The characters in The Glass Menagerie all hope for a better future which is filled with success and happiness. This hope flickers throughout the play and is finally put out all together in the closing actions of the play. In The Glass Menagerie by Tennessee Williams, this sense of hope is symbolized by light. It is shown in the very descriptive stage directions, the specific objects pertaining to light like candles and lamps, and by the colorful images of rainbows throughout the play.
While providing the characters with actions the very descriptive stage directions also provide a sense of emotions for them to act out. In scene six while Laura and Amanda are waiting excitingly for Jim to come over, William’s describes Laura as being “piece of translucent glass touched by light, given a momentary radiance, not actual, not lasting" (1748). William’s uses this idea of light to describe Laura’s emotions and feelings during this scene. By stating Laura was “given a momentary radiance” Williams’ illustrates Laura’s hope of finding someone to love.
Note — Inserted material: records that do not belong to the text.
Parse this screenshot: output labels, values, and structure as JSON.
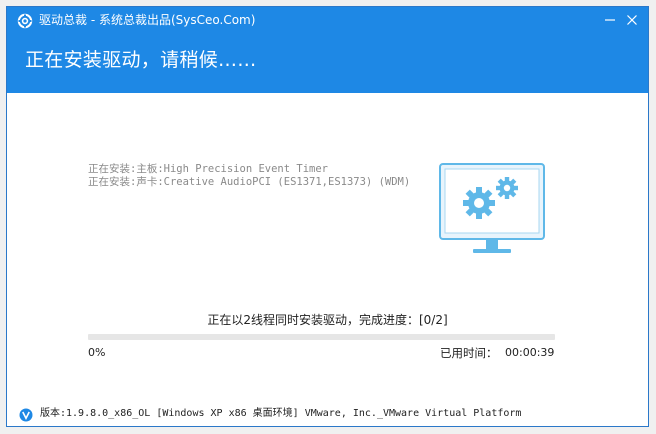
{
  "window": {
    "title": "驱动总裁 - 系统总裁出品(SysCeo.Com)",
    "heading": "正在安装驱动，请稍候……"
  },
  "install_lines": [
    "正在安装:主板:High Precision Event Timer",
    "正在安装:声卡:Creative AudioPCI (ES1371,ES1373) (WDM)"
  ],
  "progress": {
    "status": "正在以2线程同时安装驱动，完成进度：[0/2]",
    "percent_label": "0%",
    "fraction": 0,
    "elapsed_label": "已用时间：",
    "elapsed_value": "00:00:39"
  },
  "footer": {
    "version_text": "版本:1.9.8.0_x86_OL [Windows XP x86 桌面环境] VMware, Inc._VMware Virtual Platform"
  },
  "colors": {
    "accent": "#1e88e5",
    "monitor_screen": "#e8f4fc",
    "gear": "#5fb8e8"
  },
  "icons": {
    "app": "app-logo-icon",
    "minimize": "minimize-icon",
    "close": "close-icon",
    "monitor": "monitor-gears-icon",
    "footer": "version-badge-icon"
  }
}
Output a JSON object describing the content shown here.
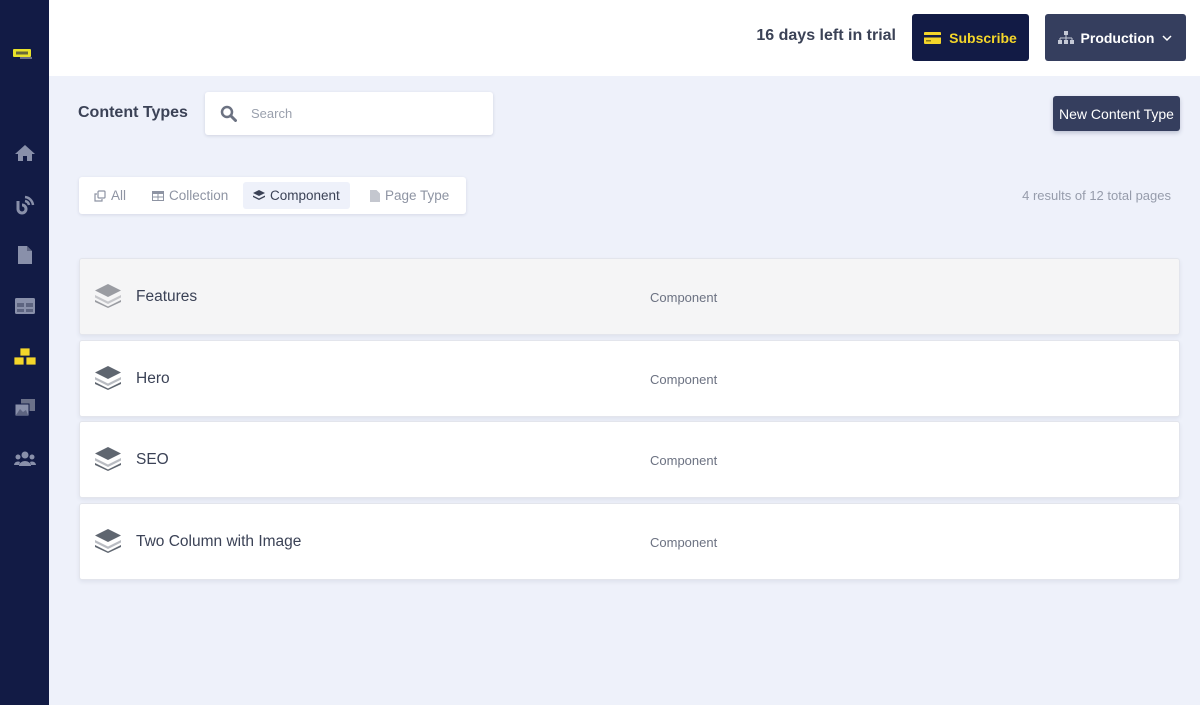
{
  "sidebar": {
    "logo": "app-logo",
    "items": [
      {
        "name": "home",
        "icon": "home-icon",
        "active": false
      },
      {
        "name": "feeds",
        "icon": "rss-icon",
        "active": false
      },
      {
        "name": "pages",
        "icon": "file-icon",
        "active": false
      },
      {
        "name": "collections",
        "icon": "table-icon",
        "active": false
      },
      {
        "name": "content-types",
        "icon": "boxes-icon",
        "active": true
      },
      {
        "name": "media",
        "icon": "images-icon",
        "active": false
      },
      {
        "name": "users",
        "icon": "users-icon",
        "active": false
      }
    ]
  },
  "header": {
    "trial_text": "16 days left in trial",
    "subscribe_label": "Subscribe",
    "environment_label": "Production"
  },
  "toolbar": {
    "title": "Content Types",
    "search_placeholder": "Search",
    "search_value": "",
    "new_button_label": "New Content Type"
  },
  "filters": {
    "tabs": [
      {
        "label": "All",
        "icon": "copy-icon",
        "active": false
      },
      {
        "label": "Collection",
        "icon": "table-icon",
        "active": false
      },
      {
        "label": "Component",
        "icon": "layers-icon",
        "active": true
      },
      {
        "label": "Page Type",
        "icon": "file-icon",
        "active": false
      }
    ],
    "results_text": "4 results of 12 total pages"
  },
  "content_types": [
    {
      "name": "Features",
      "type": "Component"
    },
    {
      "name": "Hero",
      "type": "Component"
    },
    {
      "name": "SEO",
      "type": "Component"
    },
    {
      "name": "Two Column with Image",
      "type": "Component"
    }
  ],
  "colors": {
    "sidebar_bg": "#121b45",
    "accent_yellow": "#f4d62a",
    "primary_button": "#353e5e",
    "page_bg": "#eef1fa"
  }
}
In scene seven, when Laura and Jim are talking, Williams uses descriptive stage directions to describe Laura’s feeling of hope in regard to light. This happens right around the time that Jim attempts to being engaged. The directions say that Jim smiles at Laura "with a warmth and charm which lights her inwardly" (1762). Then, when she finds out that Jim is engaged, the stage directions describe how the "holy candles on the altar of Laura's face have been snuffled out" (1768). Both descriptions show hope in Laura, while one is her hope that Jim is single, and the other being her hope being destroyed when she finds out that he is not. From the beginning, the directions, as well as the dialogue, directly tell the readers that the play is dimly lighted (1723). Then in the beginning of the final scene, all the lights go out...